  • Pence told reporters in Port Moresby that they had still had a good rapport, despite a previous report from The New York Times
  • The New York Times said Trump has taken to asking several advisers whether the vice president is loyal

PORT MORESBY: US Vice President Mike Pence on Saturday dismissed reports of a rift with his boss President Donald Trump, saying the pair laughed about the suggestion in a phone call.
Following a New York Times report that suggested Trump was privately questioning the loyalty of his deputy, Pence told reporters in Port Moresby that they had still had a good rapport.
“I’m just tempted not to dignified it with a comment,” he said after a pause, adding that the pair had spoken by phone and “it came up.”
“We had a good laugh,” said Pence. “We’ve got a very strong relationship.”

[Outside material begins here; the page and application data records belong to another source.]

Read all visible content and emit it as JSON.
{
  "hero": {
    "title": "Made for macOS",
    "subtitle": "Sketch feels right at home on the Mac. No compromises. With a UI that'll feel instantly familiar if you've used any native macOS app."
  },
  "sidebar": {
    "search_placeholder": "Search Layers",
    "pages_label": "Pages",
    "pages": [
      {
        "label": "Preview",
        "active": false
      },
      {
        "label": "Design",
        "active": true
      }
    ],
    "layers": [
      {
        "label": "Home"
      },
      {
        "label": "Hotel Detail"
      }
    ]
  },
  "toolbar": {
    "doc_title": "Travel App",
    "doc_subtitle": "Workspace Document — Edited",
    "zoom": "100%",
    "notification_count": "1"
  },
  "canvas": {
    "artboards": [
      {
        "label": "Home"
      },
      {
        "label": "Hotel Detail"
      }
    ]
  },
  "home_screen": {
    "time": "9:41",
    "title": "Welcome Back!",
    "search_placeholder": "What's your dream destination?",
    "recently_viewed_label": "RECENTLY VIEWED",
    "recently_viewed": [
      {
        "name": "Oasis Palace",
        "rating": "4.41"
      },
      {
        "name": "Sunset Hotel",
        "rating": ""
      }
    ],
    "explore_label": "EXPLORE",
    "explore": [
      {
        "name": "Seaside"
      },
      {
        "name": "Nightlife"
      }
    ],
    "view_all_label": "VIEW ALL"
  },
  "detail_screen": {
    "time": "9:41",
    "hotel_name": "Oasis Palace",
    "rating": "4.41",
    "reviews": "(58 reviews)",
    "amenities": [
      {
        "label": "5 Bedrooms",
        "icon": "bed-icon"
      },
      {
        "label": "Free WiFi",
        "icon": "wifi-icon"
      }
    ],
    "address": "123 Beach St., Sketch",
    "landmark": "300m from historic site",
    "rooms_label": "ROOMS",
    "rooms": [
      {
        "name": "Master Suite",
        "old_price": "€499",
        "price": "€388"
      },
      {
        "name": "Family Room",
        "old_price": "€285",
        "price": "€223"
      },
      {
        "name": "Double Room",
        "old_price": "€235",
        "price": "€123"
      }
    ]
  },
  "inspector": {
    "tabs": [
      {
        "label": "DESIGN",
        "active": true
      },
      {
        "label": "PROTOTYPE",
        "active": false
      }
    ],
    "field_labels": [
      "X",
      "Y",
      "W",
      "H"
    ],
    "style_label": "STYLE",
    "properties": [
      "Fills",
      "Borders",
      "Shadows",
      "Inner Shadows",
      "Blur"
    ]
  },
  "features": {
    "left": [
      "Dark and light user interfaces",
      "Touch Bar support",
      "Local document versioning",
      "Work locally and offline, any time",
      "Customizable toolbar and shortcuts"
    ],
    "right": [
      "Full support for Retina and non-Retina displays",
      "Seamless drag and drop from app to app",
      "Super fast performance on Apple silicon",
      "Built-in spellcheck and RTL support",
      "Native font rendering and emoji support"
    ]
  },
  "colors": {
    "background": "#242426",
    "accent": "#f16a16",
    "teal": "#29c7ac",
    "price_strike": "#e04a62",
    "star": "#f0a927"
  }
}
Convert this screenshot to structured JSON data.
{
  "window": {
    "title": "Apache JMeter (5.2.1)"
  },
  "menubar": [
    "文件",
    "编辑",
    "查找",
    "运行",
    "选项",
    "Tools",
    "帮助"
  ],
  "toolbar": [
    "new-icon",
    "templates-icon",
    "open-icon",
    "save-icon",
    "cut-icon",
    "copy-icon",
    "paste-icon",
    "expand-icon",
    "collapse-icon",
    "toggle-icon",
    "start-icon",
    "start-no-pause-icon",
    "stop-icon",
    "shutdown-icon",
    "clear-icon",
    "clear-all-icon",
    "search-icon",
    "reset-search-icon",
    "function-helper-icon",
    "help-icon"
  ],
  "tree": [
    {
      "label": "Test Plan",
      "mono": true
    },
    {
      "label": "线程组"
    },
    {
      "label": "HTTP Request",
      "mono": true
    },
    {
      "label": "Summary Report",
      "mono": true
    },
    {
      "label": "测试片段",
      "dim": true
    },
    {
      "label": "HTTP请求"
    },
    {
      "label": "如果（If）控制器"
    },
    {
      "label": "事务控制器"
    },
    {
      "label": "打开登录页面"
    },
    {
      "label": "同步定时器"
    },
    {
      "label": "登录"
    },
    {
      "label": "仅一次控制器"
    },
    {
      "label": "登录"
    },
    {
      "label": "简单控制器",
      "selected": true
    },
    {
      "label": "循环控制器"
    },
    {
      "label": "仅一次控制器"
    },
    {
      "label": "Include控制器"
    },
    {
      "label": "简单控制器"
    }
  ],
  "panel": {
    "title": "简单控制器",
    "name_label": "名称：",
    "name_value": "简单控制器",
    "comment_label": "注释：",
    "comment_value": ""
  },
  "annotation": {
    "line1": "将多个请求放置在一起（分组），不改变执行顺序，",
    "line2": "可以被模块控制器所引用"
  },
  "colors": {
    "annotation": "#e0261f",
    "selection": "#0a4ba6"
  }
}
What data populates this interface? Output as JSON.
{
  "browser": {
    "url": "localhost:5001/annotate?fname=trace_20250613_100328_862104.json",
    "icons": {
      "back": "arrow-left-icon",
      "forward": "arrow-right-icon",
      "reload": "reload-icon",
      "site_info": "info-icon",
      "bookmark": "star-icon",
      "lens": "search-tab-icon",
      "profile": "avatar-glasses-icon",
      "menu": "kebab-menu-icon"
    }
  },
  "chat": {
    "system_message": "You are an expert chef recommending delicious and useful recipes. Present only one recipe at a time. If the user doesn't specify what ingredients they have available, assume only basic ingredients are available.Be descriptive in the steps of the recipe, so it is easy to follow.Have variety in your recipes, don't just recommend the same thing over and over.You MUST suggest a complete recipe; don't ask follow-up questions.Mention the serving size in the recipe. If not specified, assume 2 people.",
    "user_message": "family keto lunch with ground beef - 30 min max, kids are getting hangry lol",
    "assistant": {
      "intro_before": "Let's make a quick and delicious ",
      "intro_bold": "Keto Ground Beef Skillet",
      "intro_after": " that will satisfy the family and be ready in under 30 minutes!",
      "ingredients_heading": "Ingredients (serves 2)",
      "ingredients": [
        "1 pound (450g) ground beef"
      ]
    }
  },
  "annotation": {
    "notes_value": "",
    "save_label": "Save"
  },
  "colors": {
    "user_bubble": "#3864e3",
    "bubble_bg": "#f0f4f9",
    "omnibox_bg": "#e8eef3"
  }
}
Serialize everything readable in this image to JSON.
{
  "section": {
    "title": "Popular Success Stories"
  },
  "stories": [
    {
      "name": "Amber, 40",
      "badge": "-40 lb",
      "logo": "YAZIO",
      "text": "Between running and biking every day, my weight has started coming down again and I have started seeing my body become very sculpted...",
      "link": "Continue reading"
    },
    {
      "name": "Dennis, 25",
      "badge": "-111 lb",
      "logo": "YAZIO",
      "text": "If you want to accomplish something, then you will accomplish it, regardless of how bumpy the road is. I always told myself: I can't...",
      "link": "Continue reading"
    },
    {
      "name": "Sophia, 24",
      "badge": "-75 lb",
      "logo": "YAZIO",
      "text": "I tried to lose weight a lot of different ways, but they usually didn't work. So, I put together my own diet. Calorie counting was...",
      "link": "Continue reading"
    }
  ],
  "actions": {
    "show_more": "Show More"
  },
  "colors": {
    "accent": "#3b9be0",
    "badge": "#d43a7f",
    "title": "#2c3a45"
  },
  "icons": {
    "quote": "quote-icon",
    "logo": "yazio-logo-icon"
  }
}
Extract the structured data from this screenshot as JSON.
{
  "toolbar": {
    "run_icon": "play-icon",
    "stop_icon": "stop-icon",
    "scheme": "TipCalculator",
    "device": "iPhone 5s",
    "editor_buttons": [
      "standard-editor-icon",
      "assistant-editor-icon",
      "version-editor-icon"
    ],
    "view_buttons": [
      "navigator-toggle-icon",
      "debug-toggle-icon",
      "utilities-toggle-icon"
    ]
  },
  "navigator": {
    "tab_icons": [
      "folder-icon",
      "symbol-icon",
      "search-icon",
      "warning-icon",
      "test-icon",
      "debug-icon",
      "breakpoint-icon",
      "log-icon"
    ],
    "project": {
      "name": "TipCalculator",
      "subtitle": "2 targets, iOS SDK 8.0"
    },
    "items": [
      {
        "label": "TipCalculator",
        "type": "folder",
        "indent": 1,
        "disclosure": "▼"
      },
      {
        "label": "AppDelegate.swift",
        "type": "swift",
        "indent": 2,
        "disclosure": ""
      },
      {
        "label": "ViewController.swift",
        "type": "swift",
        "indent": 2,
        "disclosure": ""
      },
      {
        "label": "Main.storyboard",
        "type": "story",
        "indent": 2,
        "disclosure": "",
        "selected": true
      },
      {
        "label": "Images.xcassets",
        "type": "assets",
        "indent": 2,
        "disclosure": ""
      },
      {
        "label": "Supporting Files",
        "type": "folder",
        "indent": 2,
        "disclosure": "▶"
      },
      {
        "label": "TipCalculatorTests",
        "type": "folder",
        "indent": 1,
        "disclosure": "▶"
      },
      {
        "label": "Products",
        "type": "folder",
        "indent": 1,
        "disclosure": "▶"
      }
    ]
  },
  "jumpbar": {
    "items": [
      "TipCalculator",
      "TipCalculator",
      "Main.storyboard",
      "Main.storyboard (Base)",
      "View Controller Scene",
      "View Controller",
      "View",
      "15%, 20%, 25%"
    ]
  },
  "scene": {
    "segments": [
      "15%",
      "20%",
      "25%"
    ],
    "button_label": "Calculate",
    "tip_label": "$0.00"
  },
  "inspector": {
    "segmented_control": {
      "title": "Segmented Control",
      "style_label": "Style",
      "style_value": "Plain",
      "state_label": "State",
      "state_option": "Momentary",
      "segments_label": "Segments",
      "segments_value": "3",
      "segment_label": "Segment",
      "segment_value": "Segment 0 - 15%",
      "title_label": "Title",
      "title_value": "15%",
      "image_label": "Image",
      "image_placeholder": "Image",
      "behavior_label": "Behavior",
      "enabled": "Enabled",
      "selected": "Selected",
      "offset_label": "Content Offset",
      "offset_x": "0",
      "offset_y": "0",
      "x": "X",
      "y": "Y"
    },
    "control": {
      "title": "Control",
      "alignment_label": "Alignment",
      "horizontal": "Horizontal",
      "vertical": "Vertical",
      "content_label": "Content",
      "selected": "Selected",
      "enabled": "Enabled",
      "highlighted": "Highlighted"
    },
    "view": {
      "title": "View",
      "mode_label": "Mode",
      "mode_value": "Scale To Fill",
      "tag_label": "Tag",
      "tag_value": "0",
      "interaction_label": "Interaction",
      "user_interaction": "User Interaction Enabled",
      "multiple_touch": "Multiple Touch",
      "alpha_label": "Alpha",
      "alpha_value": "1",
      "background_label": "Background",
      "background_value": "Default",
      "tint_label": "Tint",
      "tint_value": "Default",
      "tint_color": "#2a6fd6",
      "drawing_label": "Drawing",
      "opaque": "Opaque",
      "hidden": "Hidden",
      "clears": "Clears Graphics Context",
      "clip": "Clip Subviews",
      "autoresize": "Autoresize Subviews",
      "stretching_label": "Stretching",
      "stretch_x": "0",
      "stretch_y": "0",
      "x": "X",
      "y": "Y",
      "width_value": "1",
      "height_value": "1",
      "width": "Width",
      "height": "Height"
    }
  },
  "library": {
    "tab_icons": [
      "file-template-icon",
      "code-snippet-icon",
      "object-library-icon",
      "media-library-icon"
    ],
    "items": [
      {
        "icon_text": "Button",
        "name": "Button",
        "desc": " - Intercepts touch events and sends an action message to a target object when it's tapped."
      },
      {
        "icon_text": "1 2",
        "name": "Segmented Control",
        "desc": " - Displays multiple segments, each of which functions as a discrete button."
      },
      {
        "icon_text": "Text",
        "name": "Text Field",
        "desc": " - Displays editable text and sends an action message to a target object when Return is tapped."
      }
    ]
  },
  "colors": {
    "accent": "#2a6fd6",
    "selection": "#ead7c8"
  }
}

“I’ve been honored to serve as his vice president, I was honored when he asked me to run with him.”
The New York Times said Trump has taken to asking several advisers whether the vice president is loyal — which they say is usually a sign he has “grown irritated” with someone, according to the paper.
Trump has not openly suggested dropping Pence from the ticket with the 2020 presidential election rapidly approaching, the New York Times stressed.
But according to the paper, some advisers have suggested Trump could benefit from a running mate who would help him win support from women.